I was curious whether the charming small hotel we stayed in, the Doma, still exists in Crete, and I was delighted to find out that not only is it still serving customers, it is still run by the two sisters,  Irene Valyraki and Ioanna Koutsoudaki, who were there when we stayed in the historic home twenty years ago. Unfortunately, I don’t know which sister is in this photo with me, sitting in the parlor of the home, which once was an embassy, and was commandeered by the Germans during World War I.

Doma Hotel, Chania
Sitting in the parlour of the Doma Hotel, Chania with one of the owners

Using Unsworth’s Crete as a guide, you can discover those mosques hiding under Orthodox churches, some of the hidden meaning behind the ruins of the Minoans and valuable icons in fascinating monasteries. He says of the Panagia Kira, near Kritsa, “…if obliged to choose among them, to single out one which best exemplifies the atmosphere and the spirit of devotion of medieval Byzantium, I would favor the Panagia Kira.”  And we totally agreed. This small 14th century church is crammed with wonderful art from the 14th and 15th century.

Kritsa, Crete
Postcard image of a 14th century painting from the church of Panagia Kera at Kritsa, Crete

The book starts in Chania, which was also our favorite town.  My only regret is that we used it mostly as a base, driving out each day to a different region, rather than exploring the town in depth. But having read Unsworth’s Crete, I feel that I know Chania much better.

The map at the front of the book has just enough detail to help you figure out where he is as he discusses the hidden treasures of Crete. Unsworth visits several caves that have ties to ancient Greek legends, worship and mysteries. But there are caves that served other purposes as well.


Matala, Crete
Hippies lived in these caves at Matala, Crete in the 60s. A few yards away, over a rise, is a nude beach.

I think Crete is underrated as a destination in Greece.  It has all the best of Greece. Fantastic ancient ruins, interesting history from Byzantine to the present, warm beaches in the south (including the ONLY palm tree grove in Europe), hiking, sailing, scuba diving, parasailing, shopping and FOOD like no where else in the country.

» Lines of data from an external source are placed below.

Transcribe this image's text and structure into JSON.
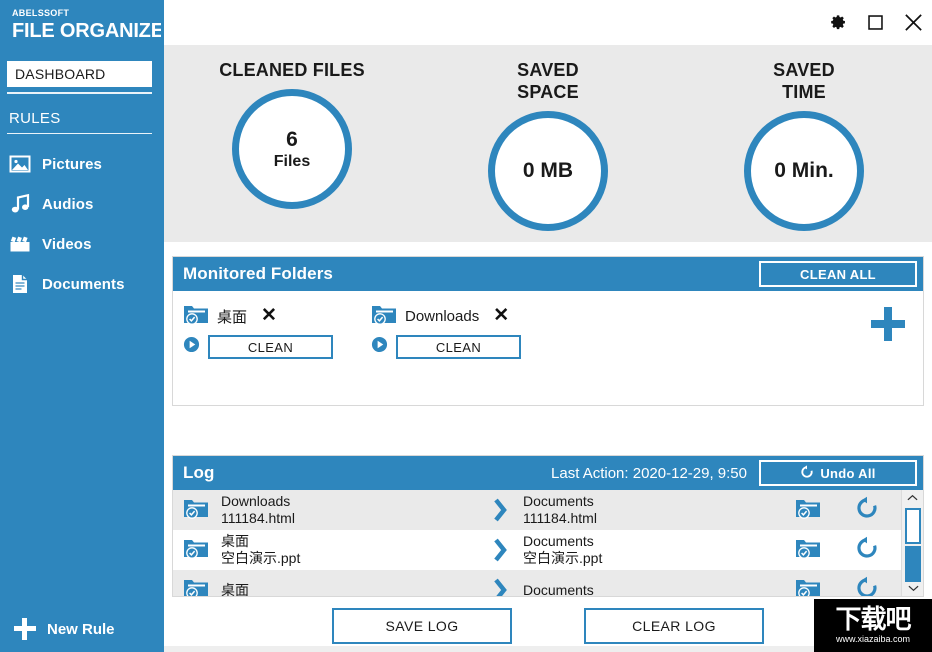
{
  "brand": {
    "small": "ABELSSOFT",
    "big": "FILE ORGANIZER"
  },
  "sidebar": {
    "dashboard_label": "DASHBOARD",
    "rules_label": "RULES",
    "items": [
      {
        "label": "Pictures",
        "icon": "picture-icon"
      },
      {
        "label": "Audios",
        "icon": "music-note-icon"
      },
      {
        "label": "Videos",
        "icon": "clapperboard-icon"
      },
      {
        "label": "Documents",
        "icon": "document-icon"
      }
    ],
    "new_rule_label": "New Rule"
  },
  "titlebar": {
    "settings_icon": "gear-icon",
    "maximize_icon": "square-icon",
    "close_icon": "close-icon"
  },
  "stats": [
    {
      "title": "CLEANED FILES",
      "value": "6",
      "unit": "Files"
    },
    {
      "title": "SAVED\nSPACE",
      "title_line1": "SAVED",
      "title_line2": "SPACE",
      "value": "0 MB",
      "unit": ""
    },
    {
      "title": "SAVED\nTIME",
      "title_line1": "SAVED",
      "title_line2": "TIME",
      "value": "0 Min.",
      "unit": ""
    }
  ],
  "monitored": {
    "title": "Monitored Folders",
    "clean_all_label": "CLEAN ALL",
    "add_icon": "plus-icon",
    "folders": [
      {
        "name": "桌面",
        "clean_label": "CLEAN",
        "remove_label": "✕",
        "play_icon": "play-icon",
        "folder_icon": "folder-check-icon"
      },
      {
        "name": "Downloads",
        "clean_label": "CLEAN",
        "remove_label": "✕",
        "play_icon": "play-icon",
        "folder_icon": "folder-check-icon"
      }
    ]
  },
  "log": {
    "title": "Log",
    "last_action": "Last Action: 2020-12-29, 9:50",
    "undo_all_label": "Undo All",
    "undo_icon": "undo-icon",
    "rows": [
      {
        "source_folder": "Downloads",
        "source_file": "111184.html",
        "target_folder": "Documents",
        "target_file": "111184.html",
        "arrow_icon": "chevron-right-icon",
        "folder_icon": "folder-check-icon",
        "revert_icon": "revert-icon"
      },
      {
        "source_folder": "桌面",
        "source_file": "空白演示.ppt",
        "target_folder": "Documents",
        "target_file": "空白演示.ppt",
        "arrow_icon": "chevron-right-icon",
        "folder_icon": "folder-check-icon",
        "revert_icon": "revert-icon"
      },
      {
        "source_folder": "桌面",
        "source_file": "",
        "target_folder": "Documents",
        "target_file": "",
        "arrow_icon": "chevron-right-icon",
        "folder_icon": "folder-check-icon",
        "revert_icon": "revert-icon"
      }
    ],
    "scroll_up_icon": "chevron-up-icon",
    "scroll_down_icon": "chevron-down-icon"
  },
  "footer": {
    "save_log_label": "SAVE LOG",
    "clear_log_label": "CLEAR LOG"
  },
  "watermark": {
    "text_cn": "下载吧",
    "url": "www.xiazaiba.com"
  },
  "colors": {
    "brand_blue": "#2e86bd",
    "panel_grey": "#eaeaea",
    "white": "#ffffff",
    "text_dark": "#1a1a1a"
  }
}
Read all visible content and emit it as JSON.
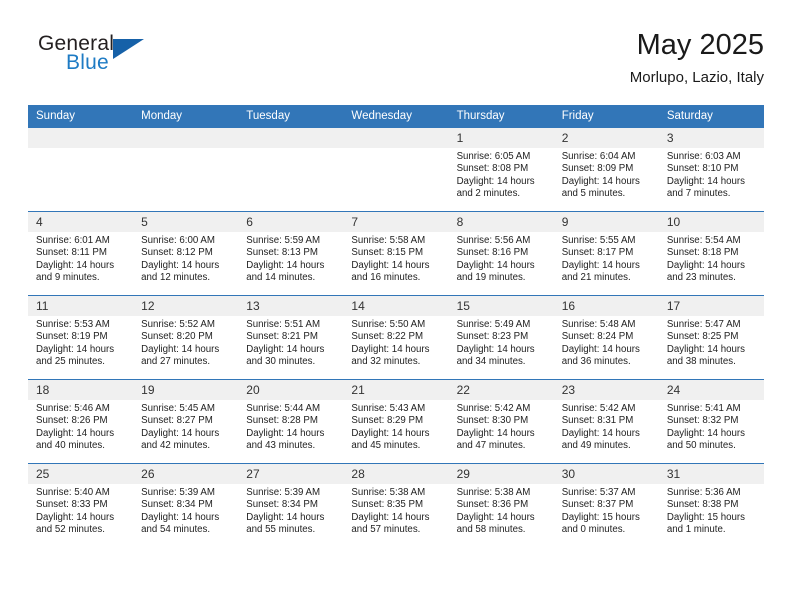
{
  "brand": {
    "word_one": "General",
    "word_two": "Blue",
    "icon": "triangle-logo",
    "accent_color": "#1e7bc4",
    "triangle_color": "#1661a8"
  },
  "header": {
    "title": "May 2025",
    "location": "Morlupo, Lazio, Italy"
  },
  "theme": {
    "header_bar_color": "#3276b8",
    "daynum_band_color": "#f0f0f0",
    "grid_line_color": "#3276b8"
  },
  "weekday_headers": [
    "Sunday",
    "Monday",
    "Tuesday",
    "Wednesday",
    "Thursday",
    "Friday",
    "Saturday"
  ],
  "weeks": [
    [
      {
        "day": "",
        "empty": true
      },
      {
        "day": "",
        "empty": true
      },
      {
        "day": "",
        "empty": true
      },
      {
        "day": "",
        "empty": true
      },
      {
        "day": "1",
        "sunrise": "Sunrise: 6:05 AM",
        "sunset": "Sunset: 8:08 PM",
        "daylight": "Daylight: 14 hours and 2 minutes."
      },
      {
        "day": "2",
        "sunrise": "Sunrise: 6:04 AM",
        "sunset": "Sunset: 8:09 PM",
        "daylight": "Daylight: 14 hours and 5 minutes."
      },
      {
        "day": "3",
        "sunrise": "Sunrise: 6:03 AM",
        "sunset": "Sunset: 8:10 PM",
        "daylight": "Daylight: 14 hours and 7 minutes."
      }
    ],
    [
      {
        "day": "4",
        "sunrise": "Sunrise: 6:01 AM",
        "sunset": "Sunset: 8:11 PM",
        "daylight": "Daylight: 14 hours and 9 minutes."
      },
      {
        "day": "5",
        "sunrise": "Sunrise: 6:00 AM",
        "sunset": "Sunset: 8:12 PM",
        "daylight": "Daylight: 14 hours and 12 minutes."
      },
      {
        "day": "6",
        "sunrise": "Sunrise: 5:59 AM",
        "sunset": "Sunset: 8:13 PM",
        "daylight": "Daylight: 14 hours and 14 minutes."
      },
      {
        "day": "7",
        "sunrise": "Sunrise: 5:58 AM",
        "sunset": "Sunset: 8:15 PM",
        "daylight": "Daylight: 14 hours and 16 minutes."
      },
      {
        "day": "8",
        "sunrise": "Sunrise: 5:56 AM",
        "sunset": "Sunset: 8:16 PM",
        "daylight": "Daylight: 14 hours and 19 minutes."
      },
      {
        "day": "9",
        "sunrise": "Sunrise: 5:55 AM",
        "sunset": "Sunset: 8:17 PM",
        "daylight": "Daylight: 14 hours and 21 minutes."
      },
      {
        "day": "10",
        "sunrise": "Sunrise: 5:54 AM",
        "sunset": "Sunset: 8:18 PM",
        "daylight": "Daylight: 14 hours and 23 minutes."
      }
    ],
    [
      {
        "day": "11",
        "sunrise": "Sunrise: 5:53 AM",
        "sunset": "Sunset: 8:19 PM",
        "daylight": "Daylight: 14 hours and 25 minutes."
      },
      {
        "day": "12",
        "sunrise": "Sunrise: 5:52 AM",
        "sunset": "Sunset: 8:20 PM",
        "daylight": "Daylight: 14 hours and 27 minutes."
      },
      {
        "day": "13",
        "sunrise": "Sunrise: 5:51 AM",
        "sunset": "Sunset: 8:21 PM",
        "daylight": "Daylight: 14 hours and 30 minutes."
      },
      {
        "day": "14",
        "sunrise": "Sunrise: 5:50 AM",
        "sunset": "Sunset: 8:22 PM",
        "daylight": "Daylight: 14 hours and 32 minutes."
      },
      {
        "day": "15",
        "sunrise": "Sunrise: 5:49 AM",
        "sunset": "Sunset: 8:23 PM",
        "daylight": "Daylight: 14 hours and 34 minutes."
      },
      {
        "day": "16",
        "sunrise": "Sunrise: 5:48 AM",
        "sunset": "Sunset: 8:24 PM",
        "daylight": "Daylight: 14 hours and 36 minutes."
      },
      {
        "day": "17",
        "sunrise": "Sunrise: 5:47 AM",
        "sunset": "Sunset: 8:25 PM",
        "daylight": "Daylight: 14 hours and 38 minutes."
      }
    ],
    [
      {
        "day": "18",
        "sunrise": "Sunrise: 5:46 AM",
        "sunset": "Sunset: 8:26 PM",
        "daylight": "Daylight: 14 hours and 40 minutes."
      },
      {
        "day": "19",
        "sunrise": "Sunrise: 5:45 AM",
        "sunset": "Sunset: 8:27 PM",
        "daylight": "Daylight: 14 hours and 42 minutes."
      },
      {
        "day": "20",
        "sunrise": "Sunrise: 5:44 AM",
        "sunset": "Sunset: 8:28 PM",
        "daylight": "Daylight: 14 hours and 43 minutes."
      },
      {
        "day": "21",
        "sunrise": "Sunrise: 5:43 AM",
        "sunset": "Sunset: 8:29 PM",
        "daylight": "Daylight: 14 hours and 45 minutes."
      },
      {
        "day": "22",
        "sunrise": "Sunrise: 5:42 AM",
        "sunset": "Sunset: 8:30 PM",
        "daylight": "Daylight: 14 hours and 47 minutes."
      },
      {
        "day": "23",
        "sunrise": "Sunrise: 5:42 AM",
        "sunset": "Sunset: 8:31 PM",
        "daylight": "Daylight: 14 hours and 49 minutes."
      },
      {
        "day": "24",
        "sunrise": "Sunrise: 5:41 AM",
        "sunset": "Sunset: 8:32 PM",
        "daylight": "Daylight: 14 hours and 50 minutes."
      }
    ],
    [
      {
        "day": "25",
        "sunrise": "Sunrise: 5:40 AM",
        "sunset": "Sunset: 8:33 PM",
        "daylight": "Daylight: 14 hours and 52 minutes."
      },
      {
        "day": "26",
        "sunrise": "Sunrise: 5:39 AM",
        "sunset": "Sunset: 8:34 PM",
        "daylight": "Daylight: 14 hours and 54 minutes."
      },
      {
        "day": "27",
        "sunrise": "Sunrise: 5:39 AM",
        "sunset": "Sunset: 8:34 PM",
        "daylight": "Daylight: 14 hours and 55 minutes."
      },
      {
        "day": "28",
        "sunrise": "Sunrise: 5:38 AM",
        "sunset": "Sunset: 8:35 PM",
        "daylight": "Daylight: 14 hours and 57 minutes."
      },
      {
        "day": "29",
        "sunrise": "Sunrise: 5:38 AM",
        "sunset": "Sunset: 8:36 PM",
        "daylight": "Daylight: 14 hours and 58 minutes."
      },
      {
        "day": "30",
        "sunrise": "Sunrise: 5:37 AM",
        "sunset": "Sunset: 8:37 PM",
        "daylight": "Daylight: 15 hours and 0 minutes."
      },
      {
        "day": "31",
        "sunrise": "Sunrise: 5:36 AM",
        "sunset": "Sunset: 8:38 PM",
        "daylight": "Daylight: 15 hours and 1 minute."
      }
    ]
  ]
}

 beach at Vai, Crete
Only European palm trees on beach at Vai, Crete

So what are you waiting for? Once you have read Barry Unsworth’s Crete, I’m sure you’ll be itching to uncover some of those hidden treasures.

Barry Unsworth died in 2012. You can read his New York Times obituary here.  Get more information about visiting Crete here.

Note: All of the potographs here belong to the author–scans of twenty-year-old photos. 

I have included a link to Amazon (with the book cover) so that you can go directly to the on line store and purchase an e-book or print book. I am an Amazon affiliate, so any time you buy something through links on this site, I make a few cents. Thanks for your support.


A Trip to Crete in 1994

Twenty years? YES, it has been twenty years since this trip to Crete but it is as clear as yesterday. A totally memorable trip  Tomorrow, you’ll see a review of a book by Barry Unsworth about his trip to Crete ten years ago, and I’ll add more explanations of the pictures below.

Road Trip in Crete, 1994
Road Trip in Crete, 1994